What lines below contain the string "icon"? List them all.

(Records to use Opens)

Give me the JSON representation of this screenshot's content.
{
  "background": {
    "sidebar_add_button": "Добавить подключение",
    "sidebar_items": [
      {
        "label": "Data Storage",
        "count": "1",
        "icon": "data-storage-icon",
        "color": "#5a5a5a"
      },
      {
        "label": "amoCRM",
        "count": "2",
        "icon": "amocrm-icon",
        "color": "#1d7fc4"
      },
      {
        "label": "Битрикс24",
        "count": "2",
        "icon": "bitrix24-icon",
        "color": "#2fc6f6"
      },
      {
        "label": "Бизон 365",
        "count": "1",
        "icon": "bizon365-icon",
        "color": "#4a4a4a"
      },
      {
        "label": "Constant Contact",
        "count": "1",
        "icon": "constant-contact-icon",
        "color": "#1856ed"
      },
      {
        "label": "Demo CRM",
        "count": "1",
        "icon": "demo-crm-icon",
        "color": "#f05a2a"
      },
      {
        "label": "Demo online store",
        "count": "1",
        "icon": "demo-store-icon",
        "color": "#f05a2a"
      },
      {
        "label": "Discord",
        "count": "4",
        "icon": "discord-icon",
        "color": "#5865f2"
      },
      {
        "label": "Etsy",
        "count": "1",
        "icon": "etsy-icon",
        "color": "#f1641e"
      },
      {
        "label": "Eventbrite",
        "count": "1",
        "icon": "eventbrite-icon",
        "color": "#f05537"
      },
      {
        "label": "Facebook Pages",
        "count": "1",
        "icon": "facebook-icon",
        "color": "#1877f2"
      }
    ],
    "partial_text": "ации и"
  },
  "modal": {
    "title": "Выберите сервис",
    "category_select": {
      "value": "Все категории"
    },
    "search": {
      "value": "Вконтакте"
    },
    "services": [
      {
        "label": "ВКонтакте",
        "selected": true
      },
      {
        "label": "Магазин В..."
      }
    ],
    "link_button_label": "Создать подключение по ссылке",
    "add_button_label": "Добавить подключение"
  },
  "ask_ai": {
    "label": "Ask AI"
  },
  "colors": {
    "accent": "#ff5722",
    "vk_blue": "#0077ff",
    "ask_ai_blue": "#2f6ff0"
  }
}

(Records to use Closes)

• The answer:
        "icon": "data-storage-icon",
        "icon": "amocrm-icon",
        "icon": "bitrix24-icon",
        "icon": "bizon365-icon",
        "icon": "constant-contact-icon",
        "icon": "demo-crm-icon",
        "icon": "demo-store-icon",
        "icon": "discord-icon",
        "icon": "etsy-icon",
        "icon": "eventbrite-icon",
        "icon": "facebook-icon",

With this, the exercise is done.